In the UK, our affiliation was based on the dual recognition by leaders of the Labour Party for that nation state and for the pursuit of equal rights for Jewish immigrants in Manchester, Leeds, and primarily the East End constituency which elected Keir Hardie. In short before we joined it is highly probable Jews were in no insignificant part responsible for the election of the first Labour MP.
In 2019 we are faced with the reality that sitting Jewish MPs and Councillors have made clear that they neither feel safe within the Labour Party, and nor can they give legitimacy to the Labour Party in its current state by remaining a member of it. The reality is that Jeremy Corbyn have forced a profound schism between people’s socialist and Jewish identities. People have been forced to choose between being a Jew and being Labour and between being quiet among the many or by standing out as part of the few.
This choice is simply unacceptable. We have been here before. We know our history, and the echoes are truly terrifying.

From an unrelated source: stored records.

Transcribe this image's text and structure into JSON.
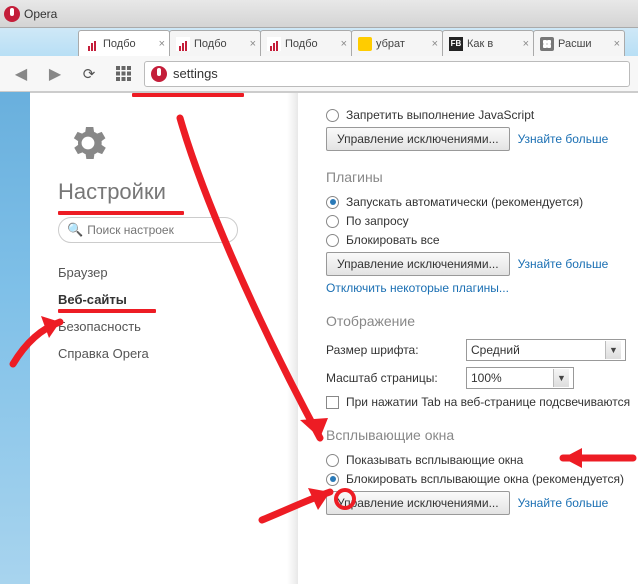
{
  "titlebar": {
    "app_name": "Opera"
  },
  "tabs": [
    {
      "label": "Подбо",
      "fav": "red",
      "active": true
    },
    {
      "label": "Подбо",
      "fav": "red"
    },
    {
      "label": "Подбо",
      "fav": "red"
    },
    {
      "label": "убрат",
      "fav": "y"
    },
    {
      "label": "Как в",
      "fav": "fb"
    },
    {
      "label": "Расши",
      "fav": "ext"
    }
  ],
  "address": {
    "text": "settings"
  },
  "sidebar": {
    "title": "Настройки",
    "search_placeholder": "Поиск настроек",
    "items": [
      {
        "label": "Браузер"
      },
      {
        "label": "Веб-сайты",
        "active": true
      },
      {
        "label": "Безопасность"
      },
      {
        "label": "Справка Opera"
      }
    ]
  },
  "main": {
    "js_block": "Запретить выполнение JavaScript",
    "manage_exceptions": "Управление исключениями...",
    "learn_more": "Узнайте больше",
    "plugins_head": "Плагины",
    "plugins_auto": "Запускать автоматически (рекомендуется)",
    "plugins_ondemand": "По запросу",
    "plugins_block": "Блокировать все",
    "disable_some": "Отключить некоторые плагины...",
    "display_head": "Отображение",
    "font_size_label": "Размер шрифта:",
    "font_size_value": "Средний",
    "zoom_label": "Масштаб страницы:",
    "zoom_value": "100%",
    "tab_highlight": "При нажатии Tab на веб-странице подсвечиваются",
    "popups_head": "Всплывающие окна",
    "popups_show": "Показывать всплывающие окна",
    "popups_block": "Блокировать всплывающие окна (рекомендуется)"
  }
}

Outside of the crisis of anti-semitism, there is a growing discourse about the realignment of politics both here in the UK and in the US. The new dividing lines are about those that want to keep things open versus those that want them closed; to build those walls.
We know the world of closed. Cities closed to Jews. Trades union closed to Jews. Jobs closed to Jews. Sanctuaries closed to Jews. Golf clubs closed to Jews. Industries closed to Jews.
It is why on two counts many Jewish members of the Labour Party cannot with any confidence vote for a Labour MP knowing it might give Corbyn the keys to Downing Street. The responsibility for this is ultimately Corbyn’s, not just because he has allowed anti-semitism to take hold within the Party and allowed the Jew to be painted as the few, but also because of his complicity with Brexit – that allows fellow immigrants to be put in the same bucket.
That is why this weekend the JLM has an opportunity to make clear exactly what stay and fight looks like. For starters it demands stronger leadership. It demands we are chutzpahdik in the true sense of the word – that we find our strength.
No longer is it enough for people to say they are anti-racist, no longer is it enough to say it is unacceptable. Solidarity is an action not a sentiment. Words must be followed by deeds. To be clear if you are an MP, and you say you are with us, but turn a blind eye to the vile anti-Semitism in your own constituency parties, then you are on the wrong side of history. If you are an assembly member in Wales and think 6 weeks suspension for the anti-semitism of your colleague with little remorse is enough of a token gesture and welcome these people back into your group – you are on the wrong side of history. And if you allow yourself to get drawn into whataboutery or try to trade off Muslims and Jews – then you are no friend of peace, or either of our communities.
On Sunday JLM has to elect the team that will keep track of people’s behaviour, call these people out, ensure zero tolerance means ZERO tolerance and to make clear we have no confidence in Jeremy Corbyn.
On Sunday to parenthesise the spirit of tikkun olam, we must before we mend the world, mend ourselves and mend our party.
- Joe Goldberg is an Executive Member of JLM, and former Labour Councillor in Haringey